Before you become a franchisor, take some time to do in-depth market research. Analyse your competitors and consider how you can develop your business’s unique selling point. Without fully understanding the market you’re entering, you won’t be able to take advantage of opportunities and grow your business effectively.
3. Underestimating the cost of adopting the franchise model
Many entrepreneurs are attracted to the franchise model because of its ability to generate investment from third parties. But the franchisor must still contribute a significant amount of money to establish an effective system, get it off the ground and provide high-quality franchisee support.
Of course, you'll immediately receive capital through franchise and royalty fees from your investors, but these payments may not cover your expenses until further down the line. So, having a substantial amount of working capital will help you stay afloat in the period between business launch and breaking even.
Doing some research on the costs involved in setting up similar franchises will also help you with financial projections.
4. Trying to cut corners
Becoming a franchisor can involve a fairly large cash injection, so some ambitious business owners try to take shortcuts during the franchise development stage.
Unfortunately, cutting corners rarely pays off, as you’ll need to plan and implement a high-quality infrastructure in order to give your franchisees the best chance of success. Skip these all-important steps, and you’ll probably end up spending more money in the long run trying to resolve inefficiencies in your system. Plus, you’ll discourage future franchisees from investing in your business.
The take-home? Put in the time and effort before you roll out your franchise opportunity. There are plenty of resources online to help budding franchisors expand their business effectively.
5. Failing to attract or secure quality franchisees
When you're in the process of franchising your business, it’s tempting to get franchisees on board as quickly as possible, but this can lead to incompatible candidates representing your brand. You’ve probably spent years of your life building your business from the ground up; you don’t want to hand over the reins to someone unsuitable.
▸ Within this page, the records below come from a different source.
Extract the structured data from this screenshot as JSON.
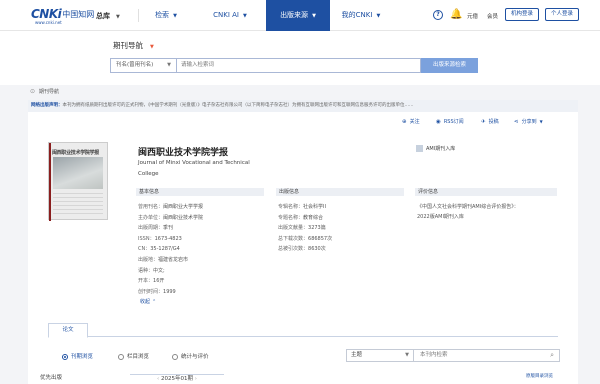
{
  "nav": {
    "logo_mark": "CNKi",
    "logo_cn": "中国知网",
    "logo_url": "www.cnki.net",
    "home": "总库",
    "search": "检索",
    "ai": "CNKI AI",
    "source": "出版来源",
    "mycnki": "我的CNKI",
    "help_icon_label": "?",
    "bell": "🔔",
    "cici": "元億",
    "member": "会员",
    "institution_login": "机构登录",
    "personal_login": "个人登录"
  },
  "search": {
    "title": "期刊导航",
    "select_value": "刊名(曾用刊名)",
    "input_placeholder": "请输入检索词",
    "button": "出版来源检索"
  },
  "breadcrumb": "期刊导航",
  "notice": {
    "label": "网络出版声明：",
    "text": "本刊为拥有纸质期刊出版许可的正式刊物，《中国学术期刊（光盘版）》电子杂志社有限公司（以下简称电子杂志社）为拥有互联网出版许可和互联网信息服务许可的出版单位……"
  },
  "actions": {
    "follow": "关注",
    "rss": "RSS订阅",
    "submit": "投稿",
    "share": "分享到"
  },
  "journal": {
    "cover_title": "闽西职业技术学院学报",
    "title": "闽西职业技术学院学报",
    "en_title": "Journal of Minxi Vocational and Technical College",
    "db_badge": "AMI期刊入库"
  },
  "basic": {
    "header": "基本信息",
    "items": [
      {
        "k": "曾用刊名：",
        "v": "闽西职业大学学报"
      },
      {
        "k": "主办单位：",
        "v": "闽西职业技术学院"
      },
      {
        "k": "出版周期：",
        "v": "季刊"
      },
      {
        "k": "ISSN：",
        "v": "1673-4823"
      },
      {
        "k": "CN：",
        "v": "35-1287/G4"
      },
      {
        "k": "出版地：",
        "v": "福建省龙岩市"
      },
      {
        "k": "语种：",
        "v": "中文;"
      },
      {
        "k": "开本：",
        "v": "16开"
      },
      {
        "k": "创刊时间：",
        "v": "1999"
      }
    ],
    "more": "收起"
  },
  "publish": {
    "header": "出版信息",
    "items": [
      {
        "k": "专辑名称：",
        "v": "社会科学II"
      },
      {
        "k": "专题名称：",
        "v": "教育综合"
      },
      {
        "k": "出版文献量：",
        "v": "3273篇"
      },
      {
        "k": "总下载次数：",
        "v": "686857次"
      },
      {
        "k": "总被引次数：",
        "v": "8630次"
      }
    ]
  },
  "eval": {
    "header": "评价信息",
    "items": [
      "《中国人文社会科学期刊AMI综合评价报告》：",
      "2022版AMI期刊入库"
    ]
  },
  "tabs": {
    "active": "论文"
  },
  "browse": {
    "opt1": "刊期浏览",
    "opt2": "栏目浏览",
    "opt3": "统计与评价",
    "subject": "主题",
    "in_search_placeholder": "本刊内检索"
  },
  "bottom": {
    "first_publish": "优先出版",
    "year": "2025年01期",
    "catalog_link": "原版目录浏览"
  }
}
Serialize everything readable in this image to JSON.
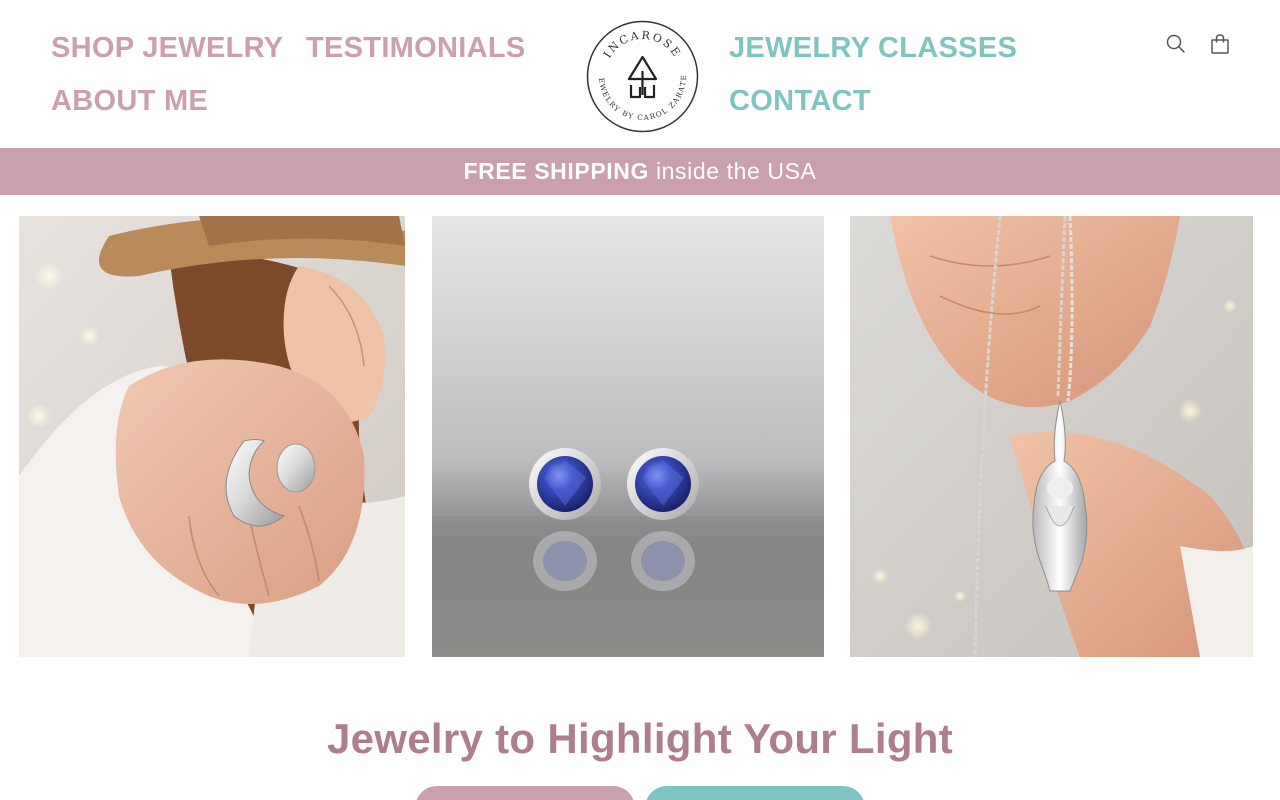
{
  "nav": {
    "left": [
      {
        "label": "SHOP JEWELRY"
      },
      {
        "label": "TESTIMONIALS"
      },
      {
        "label": "ABOUT ME"
      }
    ],
    "right": [
      {
        "label": "JEWELRY CLASSES"
      },
      {
        "label": "CONTACT"
      }
    ]
  },
  "logo": {
    "brand_arc_top": "INCAROSE",
    "brand_arc_bottom": "JEWELRY BY CAROL ZARATE",
    "icon": "incarose-monogram-logo"
  },
  "header_icons": {
    "search": "search-icon",
    "cart": "cart-icon"
  },
  "announcement": {
    "bold": "FREE SHIPPING",
    "rest": "inside the USA"
  },
  "gallery": [
    {
      "name": "photo-moon-ring",
      "subject": "woman-in-hat-wearing-silver-moon-ring"
    },
    {
      "name": "photo-sapphire-earrings",
      "subject": "blue-stone-stud-earrings"
    },
    {
      "name": "photo-gnome-necklace",
      "subject": "silver-gnome-pendant-necklace"
    }
  ],
  "hero": {
    "headline": "Jewelry to Highlight Your Light"
  },
  "cta": {
    "shop_label": "",
    "classes_label": ""
  },
  "colors": {
    "brand_pink": "#c9a0ac",
    "brand_teal": "#7fc4c0",
    "headline": "#ad7f8d",
    "announcement_text": "#ffffff"
  }
}
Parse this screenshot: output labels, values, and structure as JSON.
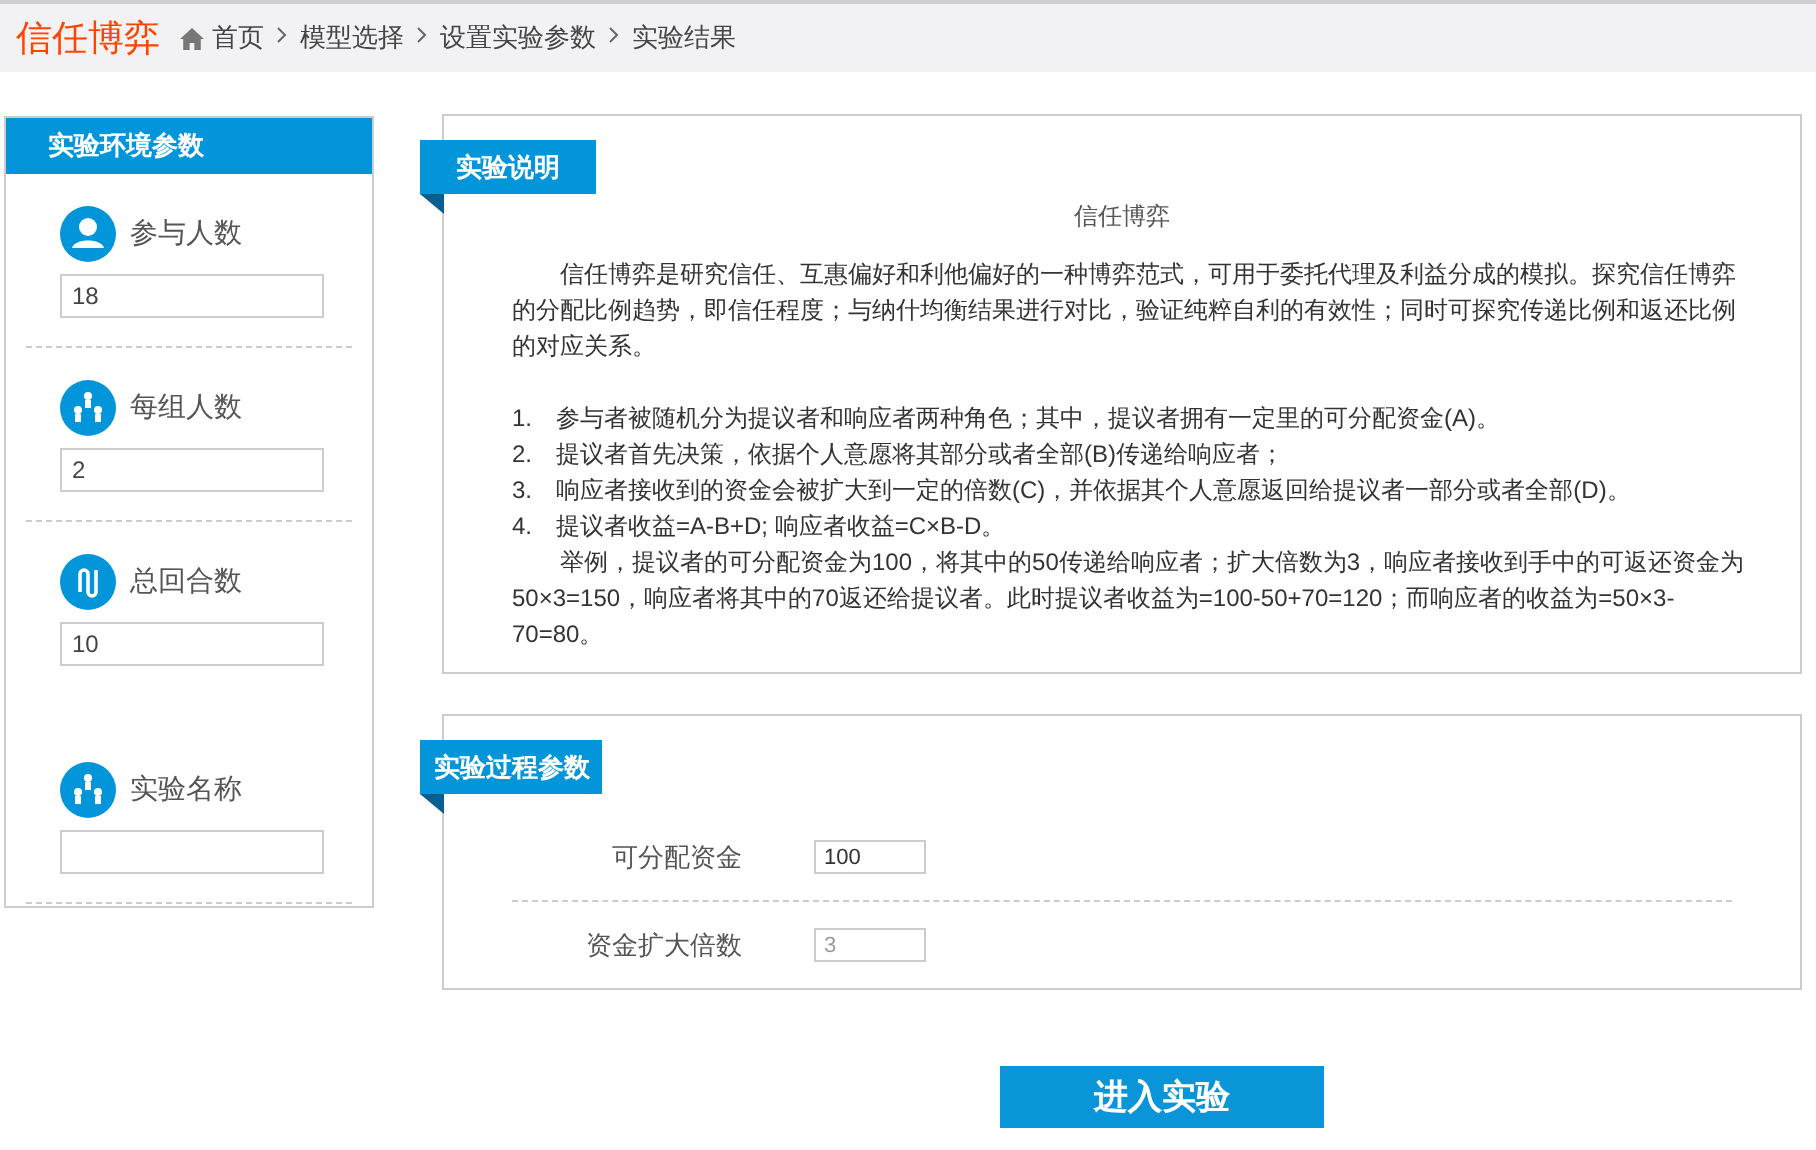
{
  "header": {
    "logo": "信任博弈",
    "breadcrumb": [
      "首页",
      "模型选择",
      "设置实验参数",
      "实验结果"
    ]
  },
  "sidebar": {
    "title": "实验环境参数",
    "items": [
      {
        "kind": "person",
        "label": "参与人数",
        "value": "18"
      },
      {
        "kind": "group",
        "label": "每组人数",
        "value": "2"
      },
      {
        "kind": "clip",
        "label": "总回合数",
        "value": "10"
      },
      {
        "kind": "group",
        "label": "实验名称",
        "value": ""
      }
    ]
  },
  "description": {
    "ribbon": "实验说明",
    "title": "信任博弈",
    "paragraphs": [
      {
        "kind": "para",
        "text": "信任博弈是研究信任、互惠偏好和利他偏好的一种博弈范式，可用于委托代理及利益分成的模拟。探究信任博弈的分配比例趋势，即信任程度；与纳什均衡结果进行对比，验证纯粹自利的有效性；同时可探究传递比例和返还比例的对应关系。"
      },
      {
        "kind": "item",
        "number": "1.",
        "text": "参与者被随机分为提议者和响应者两种角色；其中，提议者拥有一定里的可分配资金(A)。"
      },
      {
        "kind": "item",
        "number": "2.",
        "text": "提议者首先决策，依据个人意愿将其部分或者全部(B)传递给响应者；"
      },
      {
        "kind": "item",
        "number": "3.",
        "text": "响应者接收到的资金会被扩大到一定的倍数(C)，并依据其个人意愿返回给提议者一部分或者全部(D)。"
      },
      {
        "kind": "item",
        "number": "4.",
        "text": "提议者收益=A-B+D; 响应者收益=C×B-D。"
      },
      {
        "kind": "para",
        "text": "举例，提议者的可分配资金为100，将其中的50传递给响应者；扩大倍数为3，响应者接收到手中的可返还资金为50×3=150，响应者将其中的70返还给提议者。此时提议者收益为=100-50+70=120；而响应者的收益为=50×3-70=80。"
      }
    ]
  },
  "process": {
    "ribbon": "实验过程参数",
    "fields": [
      {
        "label": "可分配资金",
        "value": "100",
        "disabled": false
      },
      {
        "label": "资金扩大倍数",
        "value": "3",
        "disabled": true
      }
    ]
  },
  "button": "进入实验"
}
In order to make sure your opportunity appeals to the highest quality investors, you’ll need to develop and advertise a robust model and extensive support programme. At this point, it could be worth investigating other franchises in the sector to find out about the benefits they offer.
It’s also a good idea to implement an effective franchisee recruitment scheme. Make the most of your chance to find out about your candidates’ experiences, attitudes and ambitions before approving their applications.
Today, finding qualified candidates who are interested and willing to invest in becoming a franchisee is more difficult than ever before. There are more franchise systems and other types of financial opportunities that compete for investment.
– Kim Ellis, Senior Consultant with MSA Worldwide
>> Read more:
Becoming a franchisor
There will always be barriers to franchising - but if you’re dedicated to becoming a franchisor, you should be able to conquer them. If the time is right, don’t let yourself be put off by some of the more daunting aspects of launching a franchise network.
Of course, rolling out a franchise network is no quick fix; it requires resilience, patience and a considerable amount of capital. Often, it can take several years to prepare a business model for the franchise universe, and even longer for the franchisor to become profitable in the new system.
Whether you’ve been your own boss for just a couple of years or you’re a seasoned business owner with decades of experience, franchising has its challenges. But if you’re prepared to put in the work and ready to tackle the obstacles ahead, you’re already in a great position to see success as a franchisor.
Want to stay up to date with changes in the franchise world? See our daily news stories to find out about the brands leading the way.
Alice Tuffery, Point Franchise ©